▶ _TASK BRIEF_
No picture belongs in the copy. Repeat each line below exactly.
*** DATA FOR THIS TASK ***
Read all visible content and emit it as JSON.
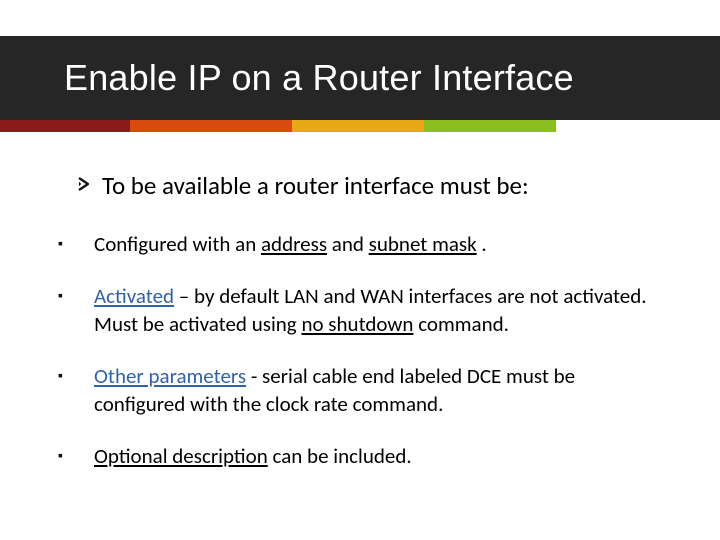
{
  "title": "Enable IP on a Router Interface",
  "main": {
    "text": "To be available a router interface  must be:"
  },
  "subs": [
    {
      "pre": "Configured with an ",
      "u1": "address",
      "mid": " and ",
      "u2": "subnet mask",
      "post": " ."
    },
    {
      "blue_u": "Activated",
      "dash": " – ",
      "body1": "by default LAN and WAN interfaces are not activated. Must be activated using ",
      "u1": "no shutdown",
      "post": " command."
    },
    {
      "blue_u": "Other parameters",
      "sep": " -  ",
      "body1": "serial cable end labeled DCE must be configured with the clock rate command."
    },
    {
      "u1": "Optional description",
      "post": " can be included."
    }
  ]
}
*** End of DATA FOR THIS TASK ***
▶ _RESULT OF THIS EXERCISE_
Read all visible content and emit it as JSON.
{
  "title": "Enable IP on a Router Interface",
  "main": {
    "text": "To be available a router interface  must be:"
  },
  "subs": [
    {
      "pre": "Configured with an ",
      "u1": "address",
      "mid": " and ",
      "u2": "subnet mask",
      "post": " ."
    },
    {
      "blue_u": "Activated",
      "dash": " – ",
      "body1": "by default LAN and WAN interfaces are not activated. Must be activated using ",
      "u1": "no shutdown",
      "post": " command."
    },
    {
      "blue_u": "Other parameters",
      "sep": " -  ",
      "body1": "serial cable end labeled DCE must be configured with the clock rate command."
    },
    {
      "u1": "Optional description",
      "post": " can be included."
    }
  ]
}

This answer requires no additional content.